Stradford lost more than money in the Tulsa Race Riot of 1921. He lost his black sense of place. In his unpublished memoirs, he wrote, “It is incredible to believe that in this civilized age that a white man could be so void of humanity.” He continued, “My soul cried for revenge and prayed for the day to come when I could personally avenge the wrongs which had been perpetrated against me.” He died in 1935 at the age of 74. Sixty years later, family members extracted his atonement.


Cornelius E. Toole was a former NAACP lawyer and a Cook County, Illinois, circuit court judge. He was also a great-grandson of J. B. Stradford.Toole harbored resentment for the smearing of his relative’s name, the destroying of his properties and his dreams. Through impassioned communications with Mayor Susan Savage and local black leader Don Ross in 1996, the 63-year-old former judge insisted that the charges against Stradford be dismissed. The decision rested on the shoulders of first-year District Attorney Bill LaFortune who needed to render an opinion on a strict legal question—did evidence support the notion that Stradford incited a riot?

Nancy Little was assigned the investigation.

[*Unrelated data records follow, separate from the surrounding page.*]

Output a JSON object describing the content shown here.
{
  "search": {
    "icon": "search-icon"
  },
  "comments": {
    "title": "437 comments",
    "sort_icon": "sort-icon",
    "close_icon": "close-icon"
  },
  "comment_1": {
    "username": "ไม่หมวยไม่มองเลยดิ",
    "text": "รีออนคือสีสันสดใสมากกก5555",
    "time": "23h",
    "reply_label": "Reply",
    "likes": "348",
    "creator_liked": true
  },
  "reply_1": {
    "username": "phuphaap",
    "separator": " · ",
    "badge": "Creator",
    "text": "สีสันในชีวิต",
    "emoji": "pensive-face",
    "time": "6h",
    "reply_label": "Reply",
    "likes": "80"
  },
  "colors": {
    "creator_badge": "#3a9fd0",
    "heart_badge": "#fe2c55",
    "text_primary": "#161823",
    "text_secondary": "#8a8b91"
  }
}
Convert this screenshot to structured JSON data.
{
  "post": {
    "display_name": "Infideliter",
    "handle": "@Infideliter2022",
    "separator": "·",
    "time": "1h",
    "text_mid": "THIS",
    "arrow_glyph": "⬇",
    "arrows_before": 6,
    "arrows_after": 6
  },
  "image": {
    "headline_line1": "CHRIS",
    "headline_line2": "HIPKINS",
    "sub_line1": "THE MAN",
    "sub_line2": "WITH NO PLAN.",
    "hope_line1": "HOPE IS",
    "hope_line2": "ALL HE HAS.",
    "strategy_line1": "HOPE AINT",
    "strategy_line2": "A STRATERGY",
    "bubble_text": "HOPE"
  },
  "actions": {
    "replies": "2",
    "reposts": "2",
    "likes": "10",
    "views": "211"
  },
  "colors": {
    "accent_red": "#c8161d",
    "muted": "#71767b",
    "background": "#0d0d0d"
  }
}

Her detailed inspection revealed innocent black families suffered a ruthless attack. She was shocked. While it was undeniable Stradford violated law by jumping bail and refusing extradition, Little concluded he was innocent of inciting a riot. LaFortune vacated the charges.

In October of 1996, Stradfords from Texas, Illinois, Ohio, and New York set foot in Oklahoma—the first time since June of 1921. The vindication ceremony at the Greenwood Cultural Center featured moving statements from Governor Frank Keating. Quite simply, District Attorney Bill LaFortune presented the motion to dismiss and Judge Jesse Harris accepted it.

John the Baptist Stradford was the first riot victim indicted and the last alleged outlaw exonerated—first charged, last freed.


1. The salve master named his slaves, calling J.B.’s father Julius Caesar or J.C., but he had no legitimate last name until J.C. forged his master’s name and escaped to Stratford, Ontario. Changing one letter, he adopted the surname of Stradford, earned enough money to return to Kentucky prior to Emancipation, and secured legal documents declaring his family free. Many blacks used initials during that time period so that whites would not be able to disrespect them by using their first names.

2. Census numbers show that the black population in 1890 of 250,000 ballooned to more than 2 million by 1920.